• **Input**:
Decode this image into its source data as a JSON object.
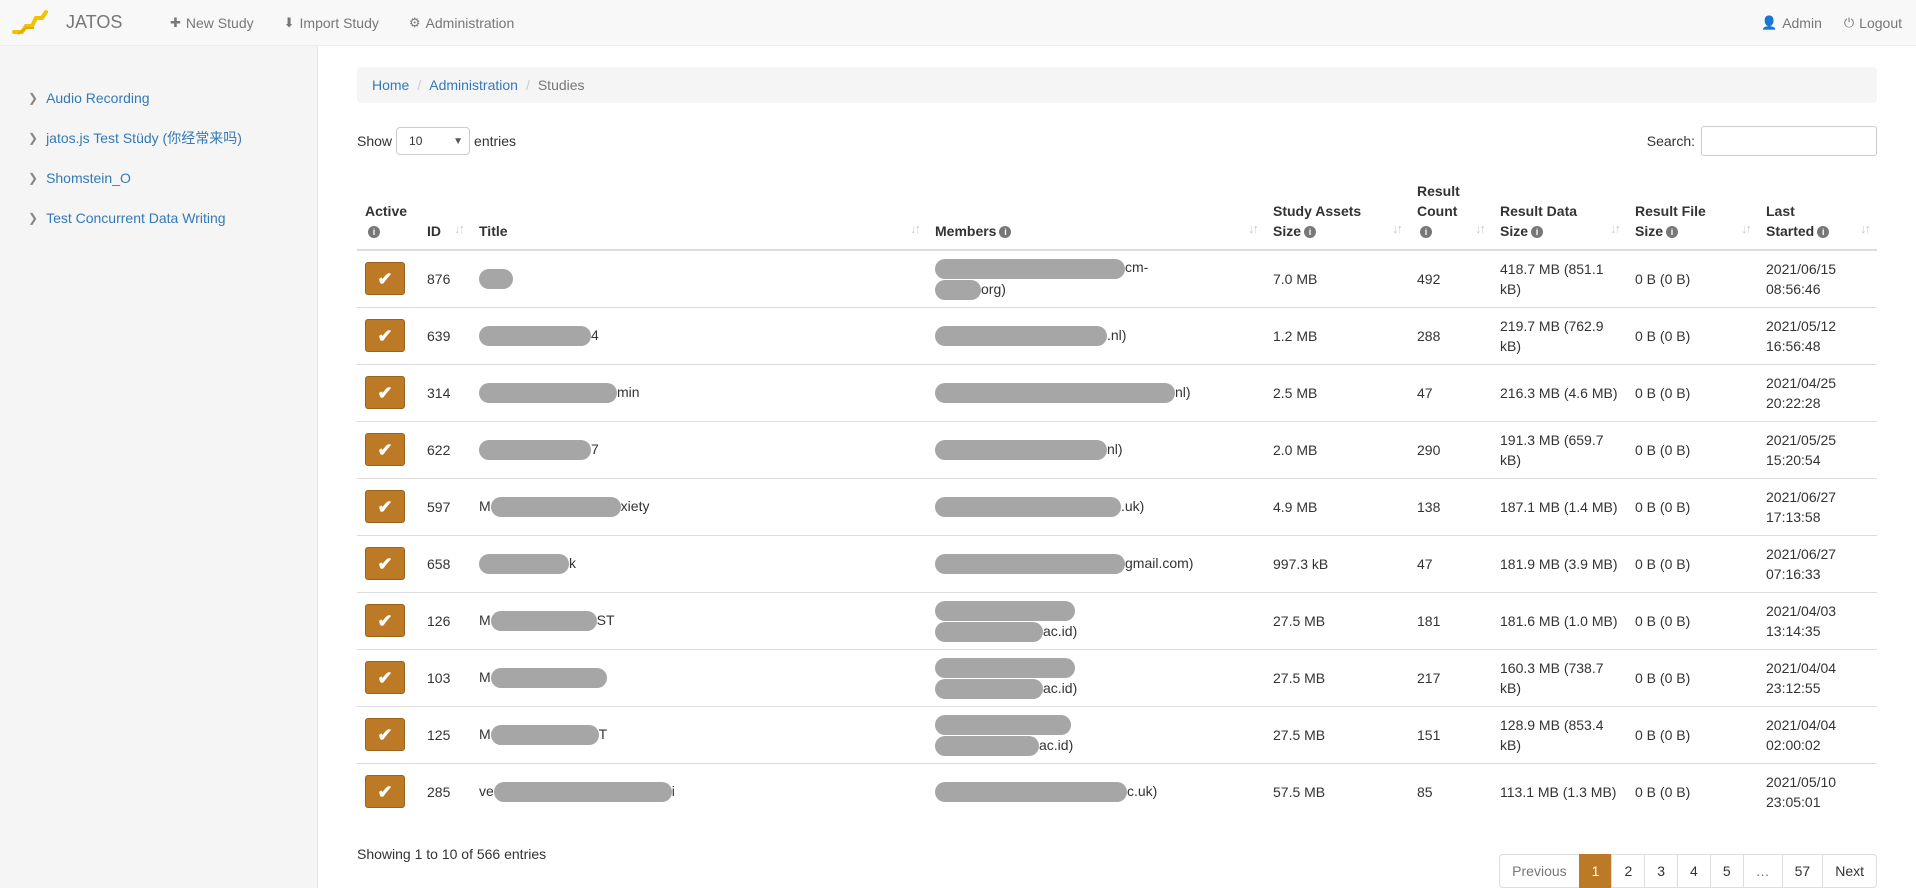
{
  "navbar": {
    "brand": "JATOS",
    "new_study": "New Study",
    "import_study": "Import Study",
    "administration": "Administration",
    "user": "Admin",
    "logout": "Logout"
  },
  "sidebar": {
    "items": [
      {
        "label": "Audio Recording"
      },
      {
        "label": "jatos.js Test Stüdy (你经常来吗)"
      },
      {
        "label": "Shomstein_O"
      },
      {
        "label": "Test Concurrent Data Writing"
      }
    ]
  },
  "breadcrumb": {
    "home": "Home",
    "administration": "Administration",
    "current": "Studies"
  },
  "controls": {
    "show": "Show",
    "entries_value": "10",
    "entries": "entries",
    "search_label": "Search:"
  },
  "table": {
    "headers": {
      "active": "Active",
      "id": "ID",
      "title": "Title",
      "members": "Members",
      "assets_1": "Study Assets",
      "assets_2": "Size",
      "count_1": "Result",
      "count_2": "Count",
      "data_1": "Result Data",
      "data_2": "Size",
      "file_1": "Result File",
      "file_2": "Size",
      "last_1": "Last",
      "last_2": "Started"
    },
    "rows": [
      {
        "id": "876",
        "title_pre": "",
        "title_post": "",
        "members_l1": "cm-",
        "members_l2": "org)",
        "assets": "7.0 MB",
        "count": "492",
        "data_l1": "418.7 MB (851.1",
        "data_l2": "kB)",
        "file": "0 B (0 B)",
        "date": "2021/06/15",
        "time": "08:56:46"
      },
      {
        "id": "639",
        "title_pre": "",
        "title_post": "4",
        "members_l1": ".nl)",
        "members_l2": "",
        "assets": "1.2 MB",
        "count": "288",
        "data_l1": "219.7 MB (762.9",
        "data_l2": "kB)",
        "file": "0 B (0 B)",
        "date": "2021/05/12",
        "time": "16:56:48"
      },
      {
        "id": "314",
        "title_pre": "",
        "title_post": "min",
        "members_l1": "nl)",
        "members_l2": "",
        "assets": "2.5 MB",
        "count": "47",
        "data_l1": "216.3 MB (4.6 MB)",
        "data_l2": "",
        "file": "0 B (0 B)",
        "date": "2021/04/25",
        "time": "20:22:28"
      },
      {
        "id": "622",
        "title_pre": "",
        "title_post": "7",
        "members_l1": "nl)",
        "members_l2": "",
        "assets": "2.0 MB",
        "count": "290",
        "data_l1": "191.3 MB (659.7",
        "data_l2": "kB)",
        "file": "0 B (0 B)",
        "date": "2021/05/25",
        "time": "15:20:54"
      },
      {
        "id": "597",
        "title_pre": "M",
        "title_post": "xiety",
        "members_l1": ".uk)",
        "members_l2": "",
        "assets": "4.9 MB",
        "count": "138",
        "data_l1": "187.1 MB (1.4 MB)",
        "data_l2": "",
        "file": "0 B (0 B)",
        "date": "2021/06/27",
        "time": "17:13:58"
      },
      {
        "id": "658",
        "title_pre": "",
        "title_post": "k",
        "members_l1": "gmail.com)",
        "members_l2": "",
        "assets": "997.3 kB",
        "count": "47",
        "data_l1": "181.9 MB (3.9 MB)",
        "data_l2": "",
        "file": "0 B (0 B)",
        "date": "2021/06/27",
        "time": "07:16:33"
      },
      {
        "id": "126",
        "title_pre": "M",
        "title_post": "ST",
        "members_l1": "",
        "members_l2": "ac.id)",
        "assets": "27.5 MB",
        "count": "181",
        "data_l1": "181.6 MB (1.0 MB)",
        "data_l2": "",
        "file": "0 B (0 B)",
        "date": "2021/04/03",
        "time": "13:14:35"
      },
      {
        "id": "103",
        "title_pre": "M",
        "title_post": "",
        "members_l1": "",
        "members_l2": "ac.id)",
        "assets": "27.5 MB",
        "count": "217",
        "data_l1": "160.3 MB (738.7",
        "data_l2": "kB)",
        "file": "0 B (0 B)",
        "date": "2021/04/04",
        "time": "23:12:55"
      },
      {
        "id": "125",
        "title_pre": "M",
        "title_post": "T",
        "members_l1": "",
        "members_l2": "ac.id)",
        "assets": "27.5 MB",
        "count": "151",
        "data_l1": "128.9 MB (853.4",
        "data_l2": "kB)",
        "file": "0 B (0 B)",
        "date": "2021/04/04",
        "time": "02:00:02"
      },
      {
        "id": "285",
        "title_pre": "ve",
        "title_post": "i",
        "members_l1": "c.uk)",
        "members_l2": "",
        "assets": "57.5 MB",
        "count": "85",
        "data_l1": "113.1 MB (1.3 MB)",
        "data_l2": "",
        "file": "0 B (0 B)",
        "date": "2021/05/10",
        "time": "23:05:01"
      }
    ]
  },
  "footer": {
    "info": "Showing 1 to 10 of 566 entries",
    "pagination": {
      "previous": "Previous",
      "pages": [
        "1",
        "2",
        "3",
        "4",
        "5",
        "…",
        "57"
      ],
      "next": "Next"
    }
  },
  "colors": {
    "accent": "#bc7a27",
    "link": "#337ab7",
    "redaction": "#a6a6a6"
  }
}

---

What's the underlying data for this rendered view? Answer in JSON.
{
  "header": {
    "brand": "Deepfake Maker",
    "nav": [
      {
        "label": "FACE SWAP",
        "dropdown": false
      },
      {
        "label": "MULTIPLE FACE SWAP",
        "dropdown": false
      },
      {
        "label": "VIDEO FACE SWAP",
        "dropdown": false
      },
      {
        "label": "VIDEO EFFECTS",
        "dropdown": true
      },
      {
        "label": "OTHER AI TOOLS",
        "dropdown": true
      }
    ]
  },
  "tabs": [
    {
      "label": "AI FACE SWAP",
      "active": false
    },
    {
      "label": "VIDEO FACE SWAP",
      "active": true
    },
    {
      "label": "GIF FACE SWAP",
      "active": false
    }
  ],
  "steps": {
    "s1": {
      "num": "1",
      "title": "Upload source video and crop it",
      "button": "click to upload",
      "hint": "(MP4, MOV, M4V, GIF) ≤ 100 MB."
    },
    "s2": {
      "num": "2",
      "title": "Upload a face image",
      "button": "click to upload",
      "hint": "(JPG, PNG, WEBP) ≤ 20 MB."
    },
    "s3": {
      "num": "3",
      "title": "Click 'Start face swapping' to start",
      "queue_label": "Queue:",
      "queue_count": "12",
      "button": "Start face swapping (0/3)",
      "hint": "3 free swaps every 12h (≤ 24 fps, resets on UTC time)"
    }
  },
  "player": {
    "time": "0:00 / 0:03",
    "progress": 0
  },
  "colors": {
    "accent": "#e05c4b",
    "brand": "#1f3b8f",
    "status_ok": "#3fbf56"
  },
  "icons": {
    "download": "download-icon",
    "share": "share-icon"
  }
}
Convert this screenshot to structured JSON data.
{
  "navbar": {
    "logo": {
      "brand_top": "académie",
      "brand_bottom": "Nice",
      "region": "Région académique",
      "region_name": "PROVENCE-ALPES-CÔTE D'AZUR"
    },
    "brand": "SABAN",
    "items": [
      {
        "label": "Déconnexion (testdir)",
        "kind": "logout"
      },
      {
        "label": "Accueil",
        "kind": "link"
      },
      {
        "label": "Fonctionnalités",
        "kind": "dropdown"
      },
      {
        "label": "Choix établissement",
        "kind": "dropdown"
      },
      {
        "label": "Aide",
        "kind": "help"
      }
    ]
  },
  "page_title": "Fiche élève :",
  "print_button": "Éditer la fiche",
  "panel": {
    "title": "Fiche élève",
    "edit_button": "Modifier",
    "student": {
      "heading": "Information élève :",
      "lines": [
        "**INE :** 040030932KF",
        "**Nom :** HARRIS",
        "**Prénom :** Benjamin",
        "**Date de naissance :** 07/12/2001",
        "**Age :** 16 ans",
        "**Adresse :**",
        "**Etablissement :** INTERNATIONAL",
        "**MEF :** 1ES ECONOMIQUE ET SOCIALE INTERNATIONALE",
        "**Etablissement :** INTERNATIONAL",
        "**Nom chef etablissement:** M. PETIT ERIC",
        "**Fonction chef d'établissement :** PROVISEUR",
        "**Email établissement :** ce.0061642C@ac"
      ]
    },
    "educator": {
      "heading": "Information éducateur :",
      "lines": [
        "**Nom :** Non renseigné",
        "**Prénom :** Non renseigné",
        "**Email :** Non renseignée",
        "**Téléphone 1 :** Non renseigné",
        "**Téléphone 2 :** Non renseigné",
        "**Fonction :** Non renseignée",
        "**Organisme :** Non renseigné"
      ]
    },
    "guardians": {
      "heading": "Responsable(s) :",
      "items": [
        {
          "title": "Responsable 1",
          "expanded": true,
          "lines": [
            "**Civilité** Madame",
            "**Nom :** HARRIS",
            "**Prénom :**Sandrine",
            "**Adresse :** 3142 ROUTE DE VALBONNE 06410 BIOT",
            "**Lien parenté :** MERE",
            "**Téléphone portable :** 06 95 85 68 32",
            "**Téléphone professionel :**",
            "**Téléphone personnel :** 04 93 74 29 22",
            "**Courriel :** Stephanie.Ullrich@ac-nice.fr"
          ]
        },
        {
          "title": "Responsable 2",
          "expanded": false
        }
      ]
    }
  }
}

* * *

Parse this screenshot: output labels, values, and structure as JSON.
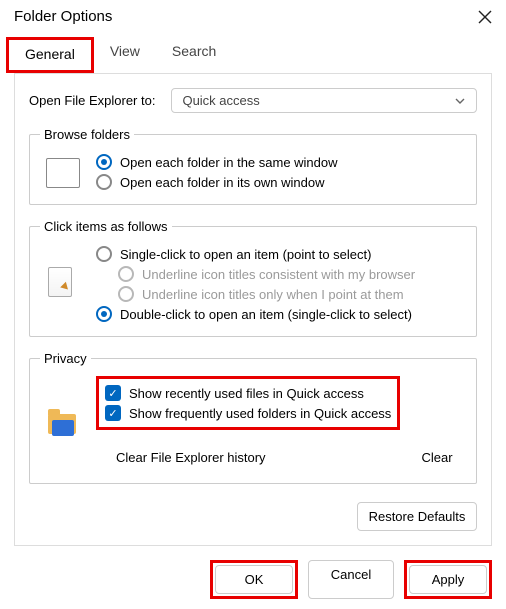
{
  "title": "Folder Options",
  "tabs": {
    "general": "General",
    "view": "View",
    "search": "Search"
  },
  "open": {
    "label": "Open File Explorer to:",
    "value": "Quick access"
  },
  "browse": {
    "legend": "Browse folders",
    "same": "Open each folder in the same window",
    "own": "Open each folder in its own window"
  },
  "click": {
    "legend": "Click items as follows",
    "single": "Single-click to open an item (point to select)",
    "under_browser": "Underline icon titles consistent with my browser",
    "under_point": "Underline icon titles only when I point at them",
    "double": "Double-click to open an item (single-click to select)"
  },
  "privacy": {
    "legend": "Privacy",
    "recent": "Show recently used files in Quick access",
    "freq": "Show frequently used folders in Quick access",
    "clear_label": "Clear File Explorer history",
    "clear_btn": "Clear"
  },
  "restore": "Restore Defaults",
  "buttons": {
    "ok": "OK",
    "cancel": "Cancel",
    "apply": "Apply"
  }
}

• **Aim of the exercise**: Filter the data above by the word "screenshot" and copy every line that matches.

• **Response area**:
Convert this screenshot to structured JSON data.
Parse this screenshot: output labels, values, and structure as JSON.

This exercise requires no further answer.